## WHAT THE TASK REQUIRES
Go through the entries below and return every line that contains "downloading".

▶

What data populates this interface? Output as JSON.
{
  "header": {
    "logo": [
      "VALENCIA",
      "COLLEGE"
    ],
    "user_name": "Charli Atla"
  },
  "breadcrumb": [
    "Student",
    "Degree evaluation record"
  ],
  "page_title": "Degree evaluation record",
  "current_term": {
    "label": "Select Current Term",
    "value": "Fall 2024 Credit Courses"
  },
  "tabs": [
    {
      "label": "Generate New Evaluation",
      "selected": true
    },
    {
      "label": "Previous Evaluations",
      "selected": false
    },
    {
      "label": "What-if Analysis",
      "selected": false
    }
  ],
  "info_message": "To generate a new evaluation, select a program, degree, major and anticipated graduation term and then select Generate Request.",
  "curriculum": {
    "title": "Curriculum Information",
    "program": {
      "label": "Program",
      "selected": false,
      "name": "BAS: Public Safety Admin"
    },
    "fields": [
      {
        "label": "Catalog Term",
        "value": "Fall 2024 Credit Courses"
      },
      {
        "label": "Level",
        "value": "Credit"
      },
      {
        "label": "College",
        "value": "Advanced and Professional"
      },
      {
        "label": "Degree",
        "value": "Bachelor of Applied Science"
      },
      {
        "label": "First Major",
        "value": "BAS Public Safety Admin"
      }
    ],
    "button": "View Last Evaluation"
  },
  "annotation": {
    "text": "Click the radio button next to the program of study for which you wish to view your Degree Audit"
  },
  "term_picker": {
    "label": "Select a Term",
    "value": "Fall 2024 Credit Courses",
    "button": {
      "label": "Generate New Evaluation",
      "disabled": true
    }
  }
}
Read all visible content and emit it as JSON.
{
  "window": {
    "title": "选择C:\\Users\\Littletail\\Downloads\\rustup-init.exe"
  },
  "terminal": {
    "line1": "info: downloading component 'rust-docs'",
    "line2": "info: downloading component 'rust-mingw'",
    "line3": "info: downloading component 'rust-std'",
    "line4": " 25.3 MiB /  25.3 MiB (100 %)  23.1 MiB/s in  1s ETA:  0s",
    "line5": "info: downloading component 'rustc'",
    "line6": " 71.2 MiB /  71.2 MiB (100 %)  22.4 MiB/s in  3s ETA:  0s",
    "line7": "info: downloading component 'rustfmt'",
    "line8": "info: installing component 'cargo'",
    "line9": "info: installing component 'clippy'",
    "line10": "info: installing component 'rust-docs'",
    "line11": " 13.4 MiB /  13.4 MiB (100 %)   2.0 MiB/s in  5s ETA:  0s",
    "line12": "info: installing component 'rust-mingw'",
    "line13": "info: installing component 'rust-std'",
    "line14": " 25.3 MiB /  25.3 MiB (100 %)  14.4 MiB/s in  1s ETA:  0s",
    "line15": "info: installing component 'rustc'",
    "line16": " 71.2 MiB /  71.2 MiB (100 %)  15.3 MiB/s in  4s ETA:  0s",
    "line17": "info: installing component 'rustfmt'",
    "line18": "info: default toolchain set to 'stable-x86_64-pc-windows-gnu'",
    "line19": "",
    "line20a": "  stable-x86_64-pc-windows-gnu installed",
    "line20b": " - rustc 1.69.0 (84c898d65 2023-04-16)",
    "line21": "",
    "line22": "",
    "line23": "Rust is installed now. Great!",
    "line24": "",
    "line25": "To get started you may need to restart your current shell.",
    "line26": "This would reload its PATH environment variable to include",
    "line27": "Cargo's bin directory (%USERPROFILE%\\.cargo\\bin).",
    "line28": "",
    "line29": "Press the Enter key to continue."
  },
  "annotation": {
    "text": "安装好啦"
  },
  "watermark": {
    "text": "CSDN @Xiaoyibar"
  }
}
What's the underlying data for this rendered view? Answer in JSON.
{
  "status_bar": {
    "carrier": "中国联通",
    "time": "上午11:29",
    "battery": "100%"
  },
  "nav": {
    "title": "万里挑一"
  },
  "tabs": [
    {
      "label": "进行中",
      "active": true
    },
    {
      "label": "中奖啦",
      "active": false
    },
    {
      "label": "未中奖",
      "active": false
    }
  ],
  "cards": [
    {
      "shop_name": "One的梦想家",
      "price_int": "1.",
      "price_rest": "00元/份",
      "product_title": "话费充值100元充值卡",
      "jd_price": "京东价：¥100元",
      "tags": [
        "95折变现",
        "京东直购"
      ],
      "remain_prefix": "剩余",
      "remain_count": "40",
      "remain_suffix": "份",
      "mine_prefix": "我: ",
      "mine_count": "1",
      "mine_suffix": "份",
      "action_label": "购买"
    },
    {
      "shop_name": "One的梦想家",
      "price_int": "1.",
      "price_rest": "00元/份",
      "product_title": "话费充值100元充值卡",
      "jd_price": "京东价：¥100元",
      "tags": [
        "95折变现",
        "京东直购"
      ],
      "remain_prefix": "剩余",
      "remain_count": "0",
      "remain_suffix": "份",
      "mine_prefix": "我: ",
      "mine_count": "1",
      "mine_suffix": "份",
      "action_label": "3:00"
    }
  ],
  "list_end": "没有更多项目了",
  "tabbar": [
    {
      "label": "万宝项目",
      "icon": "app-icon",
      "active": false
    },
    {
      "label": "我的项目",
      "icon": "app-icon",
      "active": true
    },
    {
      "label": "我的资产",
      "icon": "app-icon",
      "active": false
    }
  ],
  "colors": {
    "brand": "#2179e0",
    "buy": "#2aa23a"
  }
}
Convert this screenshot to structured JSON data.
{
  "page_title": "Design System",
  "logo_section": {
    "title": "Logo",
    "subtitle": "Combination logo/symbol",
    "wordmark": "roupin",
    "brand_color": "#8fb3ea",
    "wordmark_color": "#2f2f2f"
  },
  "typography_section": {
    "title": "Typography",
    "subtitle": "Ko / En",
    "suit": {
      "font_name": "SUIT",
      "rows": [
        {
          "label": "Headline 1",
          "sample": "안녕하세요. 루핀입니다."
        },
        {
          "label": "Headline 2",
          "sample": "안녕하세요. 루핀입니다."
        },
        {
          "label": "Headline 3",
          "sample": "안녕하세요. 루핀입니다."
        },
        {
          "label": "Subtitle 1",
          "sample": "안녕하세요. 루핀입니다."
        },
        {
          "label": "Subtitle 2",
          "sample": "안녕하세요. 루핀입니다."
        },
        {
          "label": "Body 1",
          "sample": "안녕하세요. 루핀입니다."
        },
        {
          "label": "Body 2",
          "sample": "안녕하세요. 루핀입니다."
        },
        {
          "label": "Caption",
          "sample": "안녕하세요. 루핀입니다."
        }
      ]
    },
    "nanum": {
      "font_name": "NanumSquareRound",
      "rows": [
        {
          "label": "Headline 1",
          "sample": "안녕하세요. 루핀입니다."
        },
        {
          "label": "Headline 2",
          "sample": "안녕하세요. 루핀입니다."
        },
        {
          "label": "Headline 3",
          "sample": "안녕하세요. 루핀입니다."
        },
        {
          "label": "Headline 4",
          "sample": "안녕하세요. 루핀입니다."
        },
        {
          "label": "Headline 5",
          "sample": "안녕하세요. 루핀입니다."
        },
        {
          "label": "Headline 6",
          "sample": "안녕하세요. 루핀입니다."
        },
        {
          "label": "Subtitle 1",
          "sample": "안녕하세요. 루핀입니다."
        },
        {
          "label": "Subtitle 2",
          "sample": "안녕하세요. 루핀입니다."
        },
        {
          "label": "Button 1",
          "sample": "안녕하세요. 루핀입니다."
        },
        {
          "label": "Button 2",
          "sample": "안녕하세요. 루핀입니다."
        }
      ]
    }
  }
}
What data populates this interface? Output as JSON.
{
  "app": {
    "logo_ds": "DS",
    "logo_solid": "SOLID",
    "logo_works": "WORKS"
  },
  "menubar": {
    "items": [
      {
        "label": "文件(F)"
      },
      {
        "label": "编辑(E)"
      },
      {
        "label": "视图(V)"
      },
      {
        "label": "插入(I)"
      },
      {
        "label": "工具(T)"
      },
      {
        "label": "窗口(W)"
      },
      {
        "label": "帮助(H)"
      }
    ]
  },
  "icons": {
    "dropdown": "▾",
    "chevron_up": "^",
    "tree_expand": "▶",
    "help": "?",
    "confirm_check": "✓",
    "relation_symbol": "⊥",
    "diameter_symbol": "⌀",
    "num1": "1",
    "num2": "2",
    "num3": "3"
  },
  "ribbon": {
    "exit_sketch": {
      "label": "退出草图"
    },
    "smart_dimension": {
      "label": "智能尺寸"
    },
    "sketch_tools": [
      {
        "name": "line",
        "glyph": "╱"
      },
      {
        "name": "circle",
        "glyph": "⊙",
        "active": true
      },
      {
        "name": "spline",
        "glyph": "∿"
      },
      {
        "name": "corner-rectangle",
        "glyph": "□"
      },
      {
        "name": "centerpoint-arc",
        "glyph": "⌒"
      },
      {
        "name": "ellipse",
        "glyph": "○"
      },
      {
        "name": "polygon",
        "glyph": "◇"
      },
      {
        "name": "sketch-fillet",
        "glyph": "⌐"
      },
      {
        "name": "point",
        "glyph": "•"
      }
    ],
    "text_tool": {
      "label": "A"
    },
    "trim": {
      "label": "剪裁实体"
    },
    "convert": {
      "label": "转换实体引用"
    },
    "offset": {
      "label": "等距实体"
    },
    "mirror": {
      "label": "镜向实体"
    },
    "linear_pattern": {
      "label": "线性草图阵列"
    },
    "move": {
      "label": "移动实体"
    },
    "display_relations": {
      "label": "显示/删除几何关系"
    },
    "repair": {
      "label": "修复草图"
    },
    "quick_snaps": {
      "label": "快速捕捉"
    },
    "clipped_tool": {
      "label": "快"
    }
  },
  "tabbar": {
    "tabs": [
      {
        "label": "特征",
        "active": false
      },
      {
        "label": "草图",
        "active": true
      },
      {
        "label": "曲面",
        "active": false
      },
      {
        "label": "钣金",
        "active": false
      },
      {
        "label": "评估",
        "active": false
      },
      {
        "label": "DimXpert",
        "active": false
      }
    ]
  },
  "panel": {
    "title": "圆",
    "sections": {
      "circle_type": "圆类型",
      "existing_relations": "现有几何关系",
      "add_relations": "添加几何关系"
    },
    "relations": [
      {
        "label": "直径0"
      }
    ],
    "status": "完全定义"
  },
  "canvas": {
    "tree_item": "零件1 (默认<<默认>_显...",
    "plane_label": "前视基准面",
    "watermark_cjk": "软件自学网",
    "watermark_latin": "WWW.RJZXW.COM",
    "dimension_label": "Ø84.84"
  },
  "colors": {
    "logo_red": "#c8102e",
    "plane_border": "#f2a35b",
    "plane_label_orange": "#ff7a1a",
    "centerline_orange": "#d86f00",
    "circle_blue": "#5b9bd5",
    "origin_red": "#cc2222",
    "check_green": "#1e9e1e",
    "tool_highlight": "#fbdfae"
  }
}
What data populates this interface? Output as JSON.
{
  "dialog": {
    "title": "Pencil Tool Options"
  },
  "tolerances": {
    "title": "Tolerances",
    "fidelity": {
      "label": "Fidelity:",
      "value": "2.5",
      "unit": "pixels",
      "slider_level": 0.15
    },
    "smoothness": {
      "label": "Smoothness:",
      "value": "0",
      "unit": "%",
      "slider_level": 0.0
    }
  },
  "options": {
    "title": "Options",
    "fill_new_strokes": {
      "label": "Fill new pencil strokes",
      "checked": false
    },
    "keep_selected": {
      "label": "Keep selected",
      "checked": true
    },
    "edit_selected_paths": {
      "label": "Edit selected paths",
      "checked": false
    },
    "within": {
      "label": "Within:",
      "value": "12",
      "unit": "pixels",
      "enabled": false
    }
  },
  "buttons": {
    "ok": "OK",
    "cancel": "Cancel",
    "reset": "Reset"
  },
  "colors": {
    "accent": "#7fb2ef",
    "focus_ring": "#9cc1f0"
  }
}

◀

## THE ANSWER
    "line1": "info: downloading component 'rust-docs'",
    "line2": "info: downloading component 'rust-mingw'",
    "line3": "info: downloading component 'rust-std'",
    "line5": "info: downloading component 'rustc'",
    "line7": "info: downloading component 'rustfmt'",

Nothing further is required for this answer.